In fact, the weather in the Northeast will be downright cold and nasty from Friday to Saturday and, with high temperatures forecast to top out in the mid- to upper 20s in New York City, for example, could rival some of the lowest temperatures of the season so far that were achieved just last weekend.
"This extensive cold air may help keep the precipitation as snow in many places, especially away from the immediate Atlantic coast," DePodwin said of the forecast for the weekend into early next week.
This wedge of cold air is a concern in terms of snow and ice as far south as the Piedmont areas of the Carolinas from late this weekend to early next week.
Arctic air, such as what will be settled over this swath of the country, is denser than the surrounding air. Thus, the Arctic air in place across an area extending from the eastern portions of the Dakotas down south into slices of the Carolinas and northern Georgia and north up into Maine won't easily be pushed out when the storm approaches.
As the storm advances eastward, it will tap into moisture from the Gulf of Mexico and, upon colliding with the Arctic air in place, most likely set up a swath of snow and ice that can extend for hundreds of miles along parts of Interstate 70, 80 and 90 corridors of the Central states by the start of the weekend.
"Some areas in the Midwest that were hit with heavy snow from the storm during Monday and Tuesday of this week could get hit again with more snow to shovel and plow," AccuWeather Senior Meteorologist Courtney Travis said.
Next, that wintry precipitation is expected to spread into portions of the central Appalachians and mid-Atlantic region beginning later this weekend, where moisture from the Atlantic Ocean will come into play.
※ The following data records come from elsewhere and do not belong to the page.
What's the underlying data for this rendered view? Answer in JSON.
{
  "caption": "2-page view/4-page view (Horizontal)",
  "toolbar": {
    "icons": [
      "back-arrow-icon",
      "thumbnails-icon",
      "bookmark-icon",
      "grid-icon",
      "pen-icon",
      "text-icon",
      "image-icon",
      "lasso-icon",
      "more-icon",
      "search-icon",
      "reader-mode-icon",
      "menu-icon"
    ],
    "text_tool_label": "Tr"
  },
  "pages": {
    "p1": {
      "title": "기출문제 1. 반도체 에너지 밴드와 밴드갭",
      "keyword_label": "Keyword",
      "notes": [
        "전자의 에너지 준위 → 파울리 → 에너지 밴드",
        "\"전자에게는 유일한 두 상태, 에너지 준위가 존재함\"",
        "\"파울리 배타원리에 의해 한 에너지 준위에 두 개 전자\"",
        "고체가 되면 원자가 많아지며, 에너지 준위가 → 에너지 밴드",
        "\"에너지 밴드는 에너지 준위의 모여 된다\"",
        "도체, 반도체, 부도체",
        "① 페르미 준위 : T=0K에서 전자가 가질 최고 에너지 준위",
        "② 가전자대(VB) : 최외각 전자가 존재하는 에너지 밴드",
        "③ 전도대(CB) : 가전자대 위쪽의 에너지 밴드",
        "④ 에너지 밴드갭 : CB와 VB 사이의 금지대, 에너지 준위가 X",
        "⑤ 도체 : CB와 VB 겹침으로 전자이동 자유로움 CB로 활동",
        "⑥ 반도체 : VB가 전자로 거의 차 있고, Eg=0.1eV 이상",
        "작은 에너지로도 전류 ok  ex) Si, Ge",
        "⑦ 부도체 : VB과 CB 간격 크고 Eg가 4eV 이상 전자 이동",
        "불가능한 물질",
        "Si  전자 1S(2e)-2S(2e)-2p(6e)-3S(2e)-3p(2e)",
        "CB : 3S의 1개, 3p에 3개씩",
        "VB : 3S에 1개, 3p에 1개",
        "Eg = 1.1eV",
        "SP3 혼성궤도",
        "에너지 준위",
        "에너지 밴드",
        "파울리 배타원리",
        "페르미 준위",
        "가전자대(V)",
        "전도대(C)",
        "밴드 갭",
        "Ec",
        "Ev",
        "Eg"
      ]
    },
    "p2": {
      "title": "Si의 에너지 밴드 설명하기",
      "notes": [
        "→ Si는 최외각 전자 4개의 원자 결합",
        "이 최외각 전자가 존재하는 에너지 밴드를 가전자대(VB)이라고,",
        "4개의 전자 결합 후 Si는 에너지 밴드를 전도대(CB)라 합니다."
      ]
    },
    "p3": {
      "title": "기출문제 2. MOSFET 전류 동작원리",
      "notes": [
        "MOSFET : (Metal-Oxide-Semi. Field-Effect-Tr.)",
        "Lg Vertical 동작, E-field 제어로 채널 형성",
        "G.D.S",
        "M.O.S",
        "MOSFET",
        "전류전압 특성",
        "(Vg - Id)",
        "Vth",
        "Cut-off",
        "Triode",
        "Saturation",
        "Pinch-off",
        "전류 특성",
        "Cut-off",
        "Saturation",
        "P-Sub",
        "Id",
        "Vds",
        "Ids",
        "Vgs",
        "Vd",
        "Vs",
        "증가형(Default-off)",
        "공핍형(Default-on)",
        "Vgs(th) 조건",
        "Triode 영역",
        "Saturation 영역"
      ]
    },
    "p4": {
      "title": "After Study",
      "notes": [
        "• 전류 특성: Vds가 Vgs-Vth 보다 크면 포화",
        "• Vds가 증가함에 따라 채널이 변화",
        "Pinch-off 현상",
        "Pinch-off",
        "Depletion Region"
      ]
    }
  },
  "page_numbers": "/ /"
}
And, the forecast in this area may get even more tricky during early next week.
"How much snow falls from the mid-Atlantic and central Appalachians to New England may depend on whether the storm re-strengthens or a secondary storm forms along the Atlantic coast on Monday," DePodwin said.
"A stronger storm or near-coast secondary storm would have the potential to bring heavy snow to the Northeast while a weaker storm or no secondary storm might only bring light and easily managed precipitation," DePodwin added.
AccuWeather forecasters will be monitoring closely for signs that the second part of the storm along the Atlantic coast could develop. Should conditions allow that storm to develop, a potent nor'easter could unfold. With the cold air in place, a nor'easter could stall over the Northeast and have the potential to deliver heavy snowfall in some areas, as well other impacts such as gusty winds and possible coastal flooding.
Preceding the large storm will be a blast of Arctic air in the Northeast during the latter part of this week.
This cold shot may not only bring the lowest temperatures of the winter but may also be accompanied by locally blinding snow squalls that can make for dangerous conditions on area highways from the Great Lakes to the central Appalachians, the mid-Atlantic and New England.
Keep checking back on AccuWeather.com and stay tuned to the AccuWeather Network on DirecTV, Frontier and Verizon Fios.Report a Typo